“The premise from the get-go was the importance of hearing those stories from Germany and how it impacts our thinking on this side of the Atlantic about Reconstruction and remembrance,” Noe-Payne explains. “This podcast is a way to reframe and rethink our understanding of history.”

To delve into such sensitive subject areas, Noe-Payne knew she would need a partner and sounding board. Upon her return to the States she recruited as co-host Michael Paul Williams, the Pulitzer Prize-winning columnist at the Richmond Times-Dispatch.

“Who better to talk about reconciliation with than a Black man in Richmond who has covered these issues for decades and can speak directly as to how he has seen firsthand this process of history unfold in America?” Noe-Payne continues. “I am a natural optimist and he’s a natural pessimist, so the two of us challenge one another -- and that's the energy I wanted brought to this podcast.”

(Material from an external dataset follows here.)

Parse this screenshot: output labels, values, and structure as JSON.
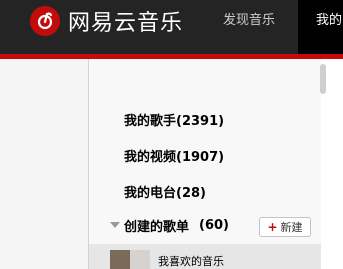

The duo published the first two episodes of “Memory Wars”—a prologue and a tale of two reconstructions—on June 9th. Today marks the release of the third episode, “Hayley’s Story.” Additional episodes will appear in subscribers’ feeds twice per month into the first week of August. Besides offering Noe-Payne more time to make final edits to the series, the staggered releases serve a second purpose.

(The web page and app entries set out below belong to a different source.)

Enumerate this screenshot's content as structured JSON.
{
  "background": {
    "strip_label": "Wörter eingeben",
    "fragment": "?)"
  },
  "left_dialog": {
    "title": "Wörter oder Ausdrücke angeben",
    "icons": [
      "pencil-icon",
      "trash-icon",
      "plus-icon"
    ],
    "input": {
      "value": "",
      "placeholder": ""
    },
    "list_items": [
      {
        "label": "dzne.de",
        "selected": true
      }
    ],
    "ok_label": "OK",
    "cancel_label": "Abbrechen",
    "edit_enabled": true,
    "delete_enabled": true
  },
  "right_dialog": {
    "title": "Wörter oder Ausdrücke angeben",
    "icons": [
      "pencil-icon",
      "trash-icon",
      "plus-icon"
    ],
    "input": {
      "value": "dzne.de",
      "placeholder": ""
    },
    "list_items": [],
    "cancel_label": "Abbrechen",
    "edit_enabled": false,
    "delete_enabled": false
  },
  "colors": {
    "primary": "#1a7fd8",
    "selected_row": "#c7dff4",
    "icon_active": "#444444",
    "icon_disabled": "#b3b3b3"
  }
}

“This is a slow burn. My hope is that people have time to process and sit with things,” says Noe-Payne. “I don’t want people immediately jumping from one episode to the other because it’s tough material to binge.”

For now, “Memory Wars” will only be available wherever folks get their podcasts. However, by autumn Noe-Payne plans to make the necessary edits to make the series available for play on broadcast radio. As early as September, episodes of her podcast could be playing on WRIR, VPM, or her home station of WVTF—not to mention countless other public radio affiliates across the country potentially interested in such terrifyingly relevant subject matter.

Listeners who make it through to the end of “Memory Wars” may be disappointed to find that Noe-Payne doesn’t tie America’s racial reconciliation into a neat little bow. In her opinion, any attempt to stuff such challenging and complicated matters into a box would be a disservice.

“Whatever amount of this podcast’s content listeners engage with, I hope that they walk away with the same impression I have. Which is that this work—the work of engaging with a difficult past, processing and reckoning with trauma and the sin of a society—is really hard, neverending, and yet still possible,” Noe-Payne says. “We want it to be easy and to draw a line in the sand and say, ‘it’s all done,’ but that’s just not how it works.

“But it is possible, and it is worth it. Heck, it’s vital.”